I thought about going to the gym, and then realized that laying down on the couch sounded a lot better. I ran 3.5 miles on the lake shore paths on Friday and just missed the bus home, so instead of waiting for the next one, I just kept walking until I got home - about 6 miles. Add in a mile and a half of walking to/on the lake shore path earlier, plus a little sunburn, and my whole body was still quite tired on Saturday afternoon.

I slept for about two hours, woke up and ate some lunch:


Quinoa with mango, rainbow peppers, and baked tofu. I sat on the couch, crunching away, and decided I felt like sleeping some more. So I put my bowl in the sink, drank some water, and passed out ... for another three hours.
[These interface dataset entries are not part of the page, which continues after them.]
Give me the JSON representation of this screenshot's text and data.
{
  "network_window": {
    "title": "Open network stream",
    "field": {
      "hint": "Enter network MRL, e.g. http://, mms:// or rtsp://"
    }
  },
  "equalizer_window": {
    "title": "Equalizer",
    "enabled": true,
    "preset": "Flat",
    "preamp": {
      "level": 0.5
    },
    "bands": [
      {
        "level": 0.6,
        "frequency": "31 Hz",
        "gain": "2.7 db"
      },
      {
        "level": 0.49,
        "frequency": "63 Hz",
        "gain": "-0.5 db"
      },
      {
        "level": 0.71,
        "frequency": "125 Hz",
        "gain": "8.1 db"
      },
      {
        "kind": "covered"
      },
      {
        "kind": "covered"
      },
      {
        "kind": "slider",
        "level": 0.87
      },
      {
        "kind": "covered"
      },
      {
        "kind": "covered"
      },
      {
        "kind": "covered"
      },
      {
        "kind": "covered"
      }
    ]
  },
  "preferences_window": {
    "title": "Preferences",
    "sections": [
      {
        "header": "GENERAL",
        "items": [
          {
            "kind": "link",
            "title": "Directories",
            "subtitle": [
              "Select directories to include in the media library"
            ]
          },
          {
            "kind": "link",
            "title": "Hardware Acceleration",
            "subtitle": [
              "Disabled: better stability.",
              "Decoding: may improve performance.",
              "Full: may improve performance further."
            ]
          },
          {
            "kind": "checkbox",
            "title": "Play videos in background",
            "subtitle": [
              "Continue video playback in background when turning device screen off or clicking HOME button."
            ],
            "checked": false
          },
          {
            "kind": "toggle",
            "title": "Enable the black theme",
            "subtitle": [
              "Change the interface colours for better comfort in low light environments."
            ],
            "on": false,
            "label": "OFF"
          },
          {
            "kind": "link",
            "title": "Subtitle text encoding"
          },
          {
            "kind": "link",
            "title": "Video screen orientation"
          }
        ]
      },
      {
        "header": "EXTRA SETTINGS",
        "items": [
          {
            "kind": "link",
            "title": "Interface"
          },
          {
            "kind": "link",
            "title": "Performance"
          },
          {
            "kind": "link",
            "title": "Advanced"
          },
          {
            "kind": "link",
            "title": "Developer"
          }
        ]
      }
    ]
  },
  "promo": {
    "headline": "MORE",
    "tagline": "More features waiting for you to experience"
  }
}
When my body wants to sleep for five hours midday, I need to listen to it and just let it happen. I haven't taken a proper rest day in a while - my last few have been pretty active, with walks at least 5 miles long. So it was really kind of nice to just curl up and let my body recuperate.

I woke up and took stock of what was in the fridge. I wasn't feeling too hungry, but I cooked up a bunch of greens I had in my fridge that were starting to wilt that I'll eat today:


Bok choy, and a mix of spinach, kale, and collards that I tossed up with garlic, two diced tomatoes, a handful of diced rainbow peppers, and some spices (my Usual Suspects - cumin, chili powder, and red pepper flakes).

While cooking, I set my camera on the counter next to the sink and turned on the self-timer:


Nothing makes me smile like a progress collage. I really love cooking - structured and repetitive, it's always been something I do to calm my stresses. So I love that I can still do it in a healthy way, without going overboard with my eating.

For today's recipe, I'd like to share a delicious treat I made for Sarah's birthday fĂȘte: date nut truffles. Think Larabar, but in a delicious poppable form.


I made two varieties: chocolate orange and ginger snap. Oh my goodness, delicious.
2/3 cup pitted dates (about 15)
1 cup almonds
1 tbsp. unsweetened coconut flakes

For chocolate orange:
1 tsp. orange extract
1 tbsp. unsweetened cocoa powder

For ginger snap:
1 tsp. vanilla extract
1 tsp. ginger
1 tsp. cinnamon
1 tsp. pumpkin pie spice
Grind almonds in a food processor until very fine; set aside. Chop dates in a food processor until finely chopped. Add in your spices, coconut flakes, and almonds, and pulse until well mixed. Using a melon baller or tablespoon measurer, scoop out truffle-sized balls and place them on waxed paper - it should make about 15 truffles. Refrigerate until ready to serve.


I then decided to take them to the next level and spoon over some melted carob chips - the chocolate orange ones I covered, and the ginger snap ones I just drizzled with leftover carob. Delightful, chewy, and sweet without being overpowering.

Like many vegan desserts, it's important to keep in mind that "vegan" doesn't mean fat free or calorie free (for these, the ginger snap ones are about 90 calories each, and the chocolate orange ones are 100 [with carob]). It just means no animal products and less processed, and you can hopefully feel a little better about enjoying it.

What about you? What's something delicious-yet-healthier that you've enjoyed lately?